■ TASK INSTRUCTIONS: Filter out all lines without the word "subtitle" from the data below, please, and copy the rest.

■ DATA TO PROCESS:
━━━━━━━━

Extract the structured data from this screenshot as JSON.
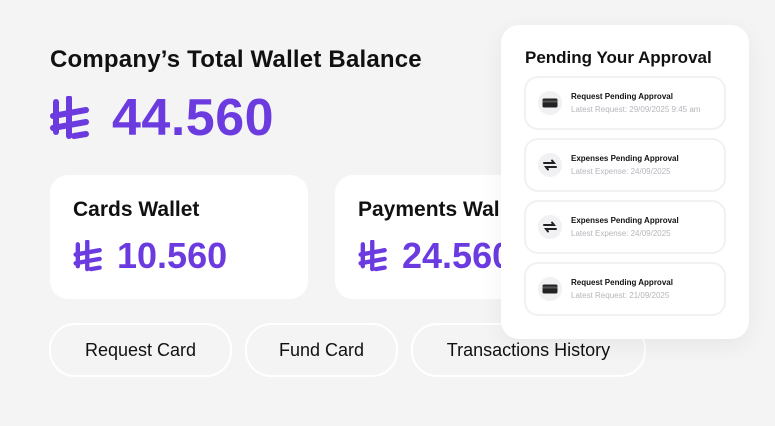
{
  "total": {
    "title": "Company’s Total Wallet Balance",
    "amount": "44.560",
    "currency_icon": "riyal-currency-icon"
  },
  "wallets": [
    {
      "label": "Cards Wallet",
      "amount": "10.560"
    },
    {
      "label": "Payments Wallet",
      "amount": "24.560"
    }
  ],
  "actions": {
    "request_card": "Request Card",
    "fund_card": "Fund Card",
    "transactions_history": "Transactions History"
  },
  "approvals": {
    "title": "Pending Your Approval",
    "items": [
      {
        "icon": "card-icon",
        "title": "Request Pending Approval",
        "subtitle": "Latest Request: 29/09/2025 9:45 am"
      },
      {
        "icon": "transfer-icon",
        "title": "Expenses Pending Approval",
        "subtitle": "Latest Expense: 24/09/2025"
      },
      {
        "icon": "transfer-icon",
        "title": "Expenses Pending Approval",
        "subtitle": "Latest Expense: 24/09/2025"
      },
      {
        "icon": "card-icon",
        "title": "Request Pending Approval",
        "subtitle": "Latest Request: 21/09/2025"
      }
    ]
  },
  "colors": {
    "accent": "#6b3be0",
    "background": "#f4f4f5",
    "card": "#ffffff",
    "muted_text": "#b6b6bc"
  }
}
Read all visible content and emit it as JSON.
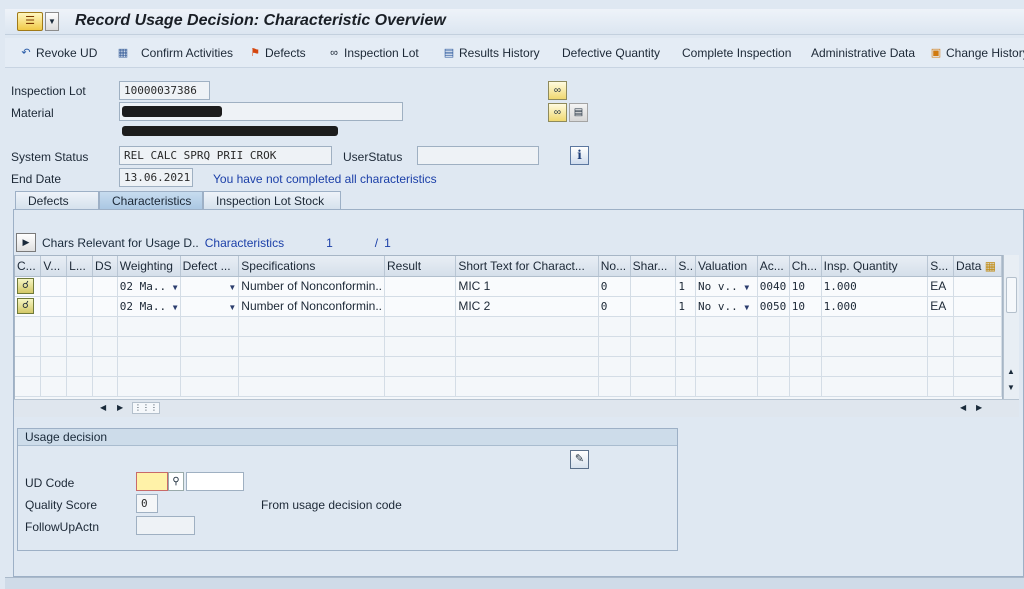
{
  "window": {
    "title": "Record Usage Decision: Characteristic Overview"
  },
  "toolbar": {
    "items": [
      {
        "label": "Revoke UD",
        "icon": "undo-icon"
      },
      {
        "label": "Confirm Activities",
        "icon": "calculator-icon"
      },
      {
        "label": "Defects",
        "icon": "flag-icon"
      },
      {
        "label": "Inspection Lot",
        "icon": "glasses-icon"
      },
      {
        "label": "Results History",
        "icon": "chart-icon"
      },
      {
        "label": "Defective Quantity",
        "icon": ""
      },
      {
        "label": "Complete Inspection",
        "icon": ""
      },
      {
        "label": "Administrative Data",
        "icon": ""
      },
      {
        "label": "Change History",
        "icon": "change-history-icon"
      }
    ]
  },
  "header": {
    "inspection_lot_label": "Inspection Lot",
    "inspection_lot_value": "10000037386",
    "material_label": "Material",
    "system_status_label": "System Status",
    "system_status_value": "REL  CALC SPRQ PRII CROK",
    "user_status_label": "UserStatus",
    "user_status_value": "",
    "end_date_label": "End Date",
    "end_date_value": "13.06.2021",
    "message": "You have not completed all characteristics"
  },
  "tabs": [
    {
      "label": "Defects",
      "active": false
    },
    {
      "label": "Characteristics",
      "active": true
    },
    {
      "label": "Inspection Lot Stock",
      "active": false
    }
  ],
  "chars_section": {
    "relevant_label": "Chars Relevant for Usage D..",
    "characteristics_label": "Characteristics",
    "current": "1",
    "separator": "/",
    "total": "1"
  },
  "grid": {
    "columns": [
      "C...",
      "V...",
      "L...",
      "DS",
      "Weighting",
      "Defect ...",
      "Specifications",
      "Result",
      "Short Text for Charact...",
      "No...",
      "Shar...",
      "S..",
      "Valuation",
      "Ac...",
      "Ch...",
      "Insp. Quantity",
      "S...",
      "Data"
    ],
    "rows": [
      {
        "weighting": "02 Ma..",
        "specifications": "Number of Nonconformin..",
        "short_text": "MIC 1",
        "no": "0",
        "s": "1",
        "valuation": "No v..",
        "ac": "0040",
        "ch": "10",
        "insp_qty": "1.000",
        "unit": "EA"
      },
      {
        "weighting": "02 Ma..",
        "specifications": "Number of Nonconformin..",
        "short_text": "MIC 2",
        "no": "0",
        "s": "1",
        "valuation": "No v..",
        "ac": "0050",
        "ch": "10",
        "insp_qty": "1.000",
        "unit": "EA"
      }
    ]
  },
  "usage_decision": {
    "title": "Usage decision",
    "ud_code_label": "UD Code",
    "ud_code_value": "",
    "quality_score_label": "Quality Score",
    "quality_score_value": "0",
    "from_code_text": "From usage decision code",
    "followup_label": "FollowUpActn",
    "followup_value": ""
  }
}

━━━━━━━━

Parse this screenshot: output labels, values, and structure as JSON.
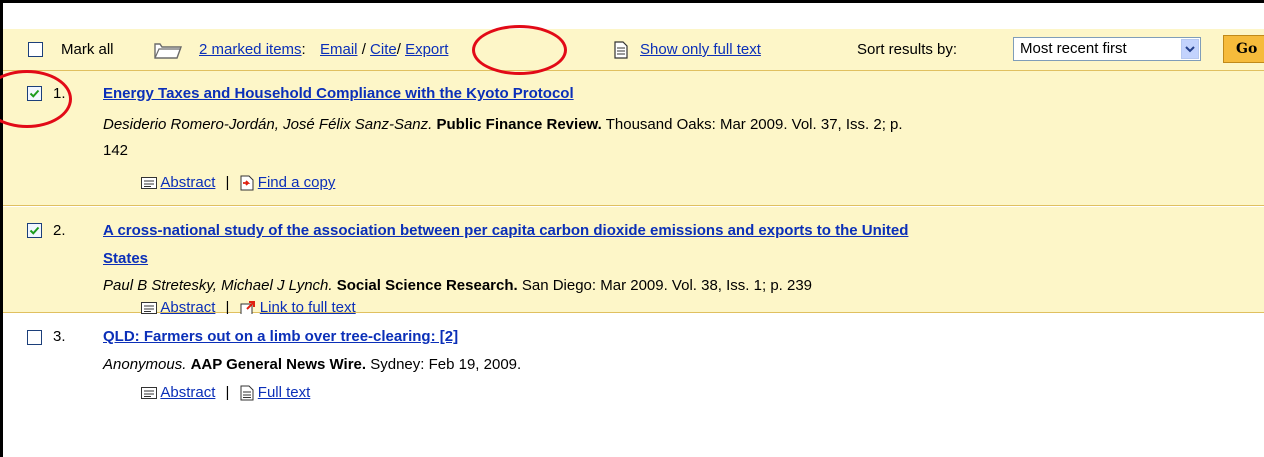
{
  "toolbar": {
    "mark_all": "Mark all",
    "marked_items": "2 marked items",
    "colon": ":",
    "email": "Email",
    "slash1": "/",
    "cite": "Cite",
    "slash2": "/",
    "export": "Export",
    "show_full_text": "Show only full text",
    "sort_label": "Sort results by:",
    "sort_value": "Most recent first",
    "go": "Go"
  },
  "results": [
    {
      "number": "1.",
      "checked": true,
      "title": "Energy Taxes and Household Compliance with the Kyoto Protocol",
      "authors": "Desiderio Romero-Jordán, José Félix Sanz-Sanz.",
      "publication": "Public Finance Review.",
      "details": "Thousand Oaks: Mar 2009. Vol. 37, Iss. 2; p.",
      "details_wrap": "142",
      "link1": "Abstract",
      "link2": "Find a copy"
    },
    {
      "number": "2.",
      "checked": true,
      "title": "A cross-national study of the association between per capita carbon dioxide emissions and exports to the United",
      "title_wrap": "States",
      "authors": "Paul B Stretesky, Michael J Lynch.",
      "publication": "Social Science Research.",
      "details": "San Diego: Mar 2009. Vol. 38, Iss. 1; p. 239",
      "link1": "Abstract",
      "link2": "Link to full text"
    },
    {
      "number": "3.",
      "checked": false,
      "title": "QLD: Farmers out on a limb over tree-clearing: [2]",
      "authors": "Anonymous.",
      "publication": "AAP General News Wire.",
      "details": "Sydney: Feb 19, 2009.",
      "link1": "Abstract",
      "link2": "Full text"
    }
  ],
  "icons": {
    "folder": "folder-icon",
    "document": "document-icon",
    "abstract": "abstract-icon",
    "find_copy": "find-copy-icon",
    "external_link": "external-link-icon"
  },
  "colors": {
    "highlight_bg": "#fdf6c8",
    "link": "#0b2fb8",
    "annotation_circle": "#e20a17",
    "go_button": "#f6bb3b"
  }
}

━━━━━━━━

■ RESULT OF THIS TASK:
        "subtitle": "Latest Request: 29/09/2025 9:45 am"
        "subtitle": "Latest Expense: 24/09/2025"
        "subtitle": "Latest Expense: 24/09/2025"
        "subtitle": "Latest Request: 21/09/2025"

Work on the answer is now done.